• Items from a data source
*** Begin section ***

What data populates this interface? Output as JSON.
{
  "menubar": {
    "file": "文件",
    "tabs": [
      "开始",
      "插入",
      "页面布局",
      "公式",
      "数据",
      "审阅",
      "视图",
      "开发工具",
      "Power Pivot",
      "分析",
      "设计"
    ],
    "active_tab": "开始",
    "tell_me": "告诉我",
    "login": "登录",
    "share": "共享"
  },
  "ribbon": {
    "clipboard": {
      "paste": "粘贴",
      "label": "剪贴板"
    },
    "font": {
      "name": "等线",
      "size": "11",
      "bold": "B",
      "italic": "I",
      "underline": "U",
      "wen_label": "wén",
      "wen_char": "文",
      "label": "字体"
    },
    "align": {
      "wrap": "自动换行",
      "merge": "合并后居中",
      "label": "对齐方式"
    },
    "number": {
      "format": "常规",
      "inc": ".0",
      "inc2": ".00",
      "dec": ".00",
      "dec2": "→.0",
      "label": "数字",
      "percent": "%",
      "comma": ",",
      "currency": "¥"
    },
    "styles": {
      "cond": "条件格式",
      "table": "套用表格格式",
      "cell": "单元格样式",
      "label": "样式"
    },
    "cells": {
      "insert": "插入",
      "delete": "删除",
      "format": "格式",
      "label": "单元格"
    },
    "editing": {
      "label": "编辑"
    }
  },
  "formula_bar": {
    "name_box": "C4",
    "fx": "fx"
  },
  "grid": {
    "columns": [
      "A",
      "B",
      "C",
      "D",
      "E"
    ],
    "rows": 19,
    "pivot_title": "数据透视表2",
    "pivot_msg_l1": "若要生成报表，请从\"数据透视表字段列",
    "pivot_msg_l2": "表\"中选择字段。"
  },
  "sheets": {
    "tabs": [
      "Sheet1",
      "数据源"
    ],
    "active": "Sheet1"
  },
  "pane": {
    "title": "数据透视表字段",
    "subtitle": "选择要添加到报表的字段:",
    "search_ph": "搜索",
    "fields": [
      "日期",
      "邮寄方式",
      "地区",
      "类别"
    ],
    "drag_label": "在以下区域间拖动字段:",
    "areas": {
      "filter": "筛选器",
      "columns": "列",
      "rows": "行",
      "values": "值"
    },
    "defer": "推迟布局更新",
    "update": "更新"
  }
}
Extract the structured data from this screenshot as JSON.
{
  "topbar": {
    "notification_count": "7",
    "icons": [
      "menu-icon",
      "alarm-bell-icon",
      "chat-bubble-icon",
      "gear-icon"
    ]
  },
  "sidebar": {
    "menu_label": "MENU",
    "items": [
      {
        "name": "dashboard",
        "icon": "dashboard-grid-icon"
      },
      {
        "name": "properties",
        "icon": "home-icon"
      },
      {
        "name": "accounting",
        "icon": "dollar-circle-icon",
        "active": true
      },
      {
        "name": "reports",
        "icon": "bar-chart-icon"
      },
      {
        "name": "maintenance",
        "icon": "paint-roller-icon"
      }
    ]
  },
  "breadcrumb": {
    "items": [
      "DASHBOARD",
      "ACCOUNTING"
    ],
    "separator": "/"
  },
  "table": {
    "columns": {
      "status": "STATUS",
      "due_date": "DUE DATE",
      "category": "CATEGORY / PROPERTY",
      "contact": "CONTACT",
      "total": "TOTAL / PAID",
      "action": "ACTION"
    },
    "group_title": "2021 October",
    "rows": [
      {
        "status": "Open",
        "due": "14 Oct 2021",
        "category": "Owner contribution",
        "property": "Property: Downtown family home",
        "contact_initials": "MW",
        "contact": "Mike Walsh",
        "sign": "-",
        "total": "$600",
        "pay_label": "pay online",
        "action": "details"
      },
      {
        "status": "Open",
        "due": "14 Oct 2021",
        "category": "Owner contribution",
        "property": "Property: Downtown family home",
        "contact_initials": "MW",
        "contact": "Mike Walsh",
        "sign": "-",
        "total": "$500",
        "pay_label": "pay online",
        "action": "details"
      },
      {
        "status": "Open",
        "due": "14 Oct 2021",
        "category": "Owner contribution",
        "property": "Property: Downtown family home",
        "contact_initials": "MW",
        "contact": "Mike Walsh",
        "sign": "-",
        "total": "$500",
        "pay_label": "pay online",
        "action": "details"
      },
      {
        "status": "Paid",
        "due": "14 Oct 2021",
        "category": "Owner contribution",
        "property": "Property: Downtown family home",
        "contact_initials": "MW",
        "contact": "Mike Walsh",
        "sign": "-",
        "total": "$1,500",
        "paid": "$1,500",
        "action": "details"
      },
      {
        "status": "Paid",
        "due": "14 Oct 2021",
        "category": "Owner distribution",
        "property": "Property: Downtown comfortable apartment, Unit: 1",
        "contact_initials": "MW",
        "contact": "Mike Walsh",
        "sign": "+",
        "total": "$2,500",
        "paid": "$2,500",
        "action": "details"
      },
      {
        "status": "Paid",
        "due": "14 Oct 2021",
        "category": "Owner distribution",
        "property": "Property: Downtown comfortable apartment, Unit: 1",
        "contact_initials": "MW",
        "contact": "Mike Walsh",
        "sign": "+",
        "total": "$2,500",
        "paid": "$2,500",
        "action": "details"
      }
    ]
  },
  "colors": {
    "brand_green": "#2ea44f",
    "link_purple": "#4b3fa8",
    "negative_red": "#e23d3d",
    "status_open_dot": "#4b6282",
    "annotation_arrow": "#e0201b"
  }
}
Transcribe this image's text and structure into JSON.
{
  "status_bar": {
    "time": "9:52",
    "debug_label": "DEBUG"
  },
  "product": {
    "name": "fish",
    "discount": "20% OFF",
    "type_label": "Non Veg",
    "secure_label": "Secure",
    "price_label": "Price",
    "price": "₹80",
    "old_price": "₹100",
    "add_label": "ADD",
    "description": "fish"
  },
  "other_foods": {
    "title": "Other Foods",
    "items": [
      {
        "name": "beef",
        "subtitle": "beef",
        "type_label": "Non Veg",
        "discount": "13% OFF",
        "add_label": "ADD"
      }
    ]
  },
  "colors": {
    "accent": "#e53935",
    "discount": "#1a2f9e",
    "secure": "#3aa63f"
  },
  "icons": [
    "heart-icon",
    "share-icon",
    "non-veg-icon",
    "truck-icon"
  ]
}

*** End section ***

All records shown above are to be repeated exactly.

• Solution below
What data populates this interface? Output as JSON.
{
  "menubar": {
    "file": "文件",
    "tabs": [
      "开始",
      "插入",
      "页面布局",
      "公式",
      "数据",
      "审阅",
      "视图",
      "开发工具",
      "Power Pivot",
      "分析",
      "设计"
    ],
    "active_tab": "开始",
    "tell_me": "告诉我",
    "login": "登录",
    "share": "共享"
  },
  "ribbon": {
    "clipboard": {
      "paste": "粘贴",
      "label": "剪贴板"
    },
    "font": {
      "name": "等线",
      "size": "11",
      "bold": "B",
      "italic": "I",
      "underline": "U",
      "wen_label": "wén",
      "wen_char": "文",
      "label": "字体"
    },
    "align": {
      "wrap": "自动换行",
      "merge": "合并后居中",
      "label": "对齐方式"
    },
    "number": {
      "format": "常规",
      "inc": ".0",
      "inc2": ".00",
      "dec": ".00",
      "dec2": "→.0",
      "label": "数字",
      "percent": "%",
      "comma": ",",
      "currency": "¥"
    },
    "styles": {
      "cond": "条件格式",
      "table": "套用表格格式",
      "cell": "单元格样式",
      "label": "样式"
    },
    "cells": {
      "insert": "插入",
      "delete": "删除",
      "format": "格式",
      "label": "单元格"
    },
    "editing": {
      "label": "编辑"
    }
  },
  "formula_bar": {
    "name_box": "C4",
    "fx": "fx"
  },
  "grid": {
    "columns": [
      "A",
      "B",
      "C",
      "D",
      "E"
    ],
    "rows": 19,
    "pivot_title": "数据透视表2",
    "pivot_msg_l1": "若要生成报表，请从\"数据透视表字段列",
    "pivot_msg_l2": "表\"中选择字段。"
  },
  "sheets": {
    "tabs": [
      "Sheet1",
      "数据源"
    ],
    "active": "Sheet1"
  },
  "pane": {
    "title": "数据透视表字段",
    "subtitle": "选择要添加到报表的字段:",
    "search_ph": "搜索",
    "fields": [
      "日期",
      "邮寄方式",
      "地区",
      "类别"
    ],
    "drag_label": "在以下区域间拖动字段:",
    "areas": {
      "filter": "筛选器",
      "columns": "列",
      "rows": "行",
      "values": "值"
    },
    "defer": "推迟布局更新",
    "update": "更新"
  }
}
Extract the structured data from this screenshot as JSON.
{
  "topbar": {
    "notification_count": "7",
    "icons": [
      "menu-icon",
      "alarm-bell-icon",
      "chat-bubble-icon",
      "gear-icon"
    ]
  },
  "sidebar": {
    "menu_label": "MENU",
    "items": [
      {
        "name": "dashboard",
        "icon": "dashboard-grid-icon"
      },
      {
        "name": "properties",
        "icon": "home-icon"
      },
      {
        "name": "accounting",
        "icon": "dollar-circle-icon",
        "active": true
      },
      {
        "name": "reports",
        "icon": "bar-chart-icon"
      },
      {
        "name": "maintenance",
        "icon": "paint-roller-icon"
      }
    ]
  },
  "breadcrumb": {
    "items": [
      "DASHBOARD",
      "ACCOUNTING"
    ],
    "separator": "/"
  },
  "table": {
    "columns": {
      "status": "STATUS",
      "due_date": "DUE DATE",
      "category": "CATEGORY / PROPERTY",
      "contact": "CONTACT",
      "total": "TOTAL / PAID",
      "action": "ACTION"
    },
    "group_title": "2021 October",
    "rows": [
      {
        "status": "Open",
        "due": "14 Oct 2021",
        "category": "Owner contribution",
        "property": "Property: Downtown family home",
        "contact_initials": "MW",
        "contact": "Mike Walsh",
        "sign": "-",
        "total": "$600",
        "pay_label": "pay online",
        "action": "details"
      },
      {
        "status": "Open",
        "due": "14 Oct 2021",
        "category": "Owner contribution",
        "property": "Property: Downtown family home",
        "contact_initials": "MW",
        "contact": "Mike Walsh",
        "sign": "-",
        "total": "$500",
        "pay_label": "pay online",
        "action": "details"
      },
      {
        "status": "Open",
        "due": "14 Oct 2021",
        "category": "Owner contribution",
        "property": "Property: Downtown family home",
        "contact_initials": "MW",
        "contact": "Mike Walsh",
        "sign": "-",
        "total": "$500",
        "pay_label": "pay online",
        "action": "details"
      },
      {
        "status": "Paid",
        "due": "14 Oct 2021",
        "category": "Owner contribution",
        "property": "Property: Downtown family home",
        "contact_initials": "MW",
        "contact": "Mike Walsh",
        "sign": "-",
        "total": "$1,500",
        "paid": "$1,500",
        "action": "details"
      },
      {
        "status": "Paid",
        "due": "14 Oct 2021",
        "category": "Owner distribution",
        "property": "Property: Downtown comfortable apartment, Unit: 1",
        "contact_initials": "MW",
        "contact": "Mike Walsh",
        "sign": "+",
        "total": "$2,500",
        "paid": "$2,500",
        "action": "details"
      },
      {
        "status": "Paid",
        "due": "14 Oct 2021",
        "category": "Owner distribution",
        "property": "Property: Downtown comfortable apartment, Unit: 1",
        "contact_initials": "MW",
        "contact": "Mike Walsh",
        "sign": "+",
        "total": "$2,500",
        "paid": "$2,500",
        "action": "details"
      }
    ]
  },
  "colors": {
    "brand_green": "#2ea44f",
    "link_purple": "#4b3fa8",
    "negative_red": "#e23d3d",
    "status_open_dot": "#4b6282",
    "annotation_arrow": "#e0201b"
  }
}
Transcribe this image's text and structure into JSON.
{
  "status_bar": {
    "time": "9:52",
    "debug_label": "DEBUG"
  },
  "product": {
    "name": "fish",
    "discount": "20% OFF",
    "type_label": "Non Veg",
    "secure_label": "Secure",
    "price_label": "Price",
    "price": "₹80",
    "old_price": "₹100",
    "add_label": "ADD",
    "description": "fish"
  },
  "other_foods": {
    "title": "Other Foods",
    "items": [
      {
        "name": "beef",
        "subtitle": "beef",
        "type_label": "Non Veg",
        "discount": "13% OFF",
        "add_label": "ADD"
      }
    ]
  },
  "colors": {
    "accent": "#e53935",
    "discount": "#1a2f9e",
    "secure": "#3aa63f"
  },
  "icons": [
    "heart-icon",
    "share-icon",
    "non-veg-icon",
    "truck-icon"
  ]
}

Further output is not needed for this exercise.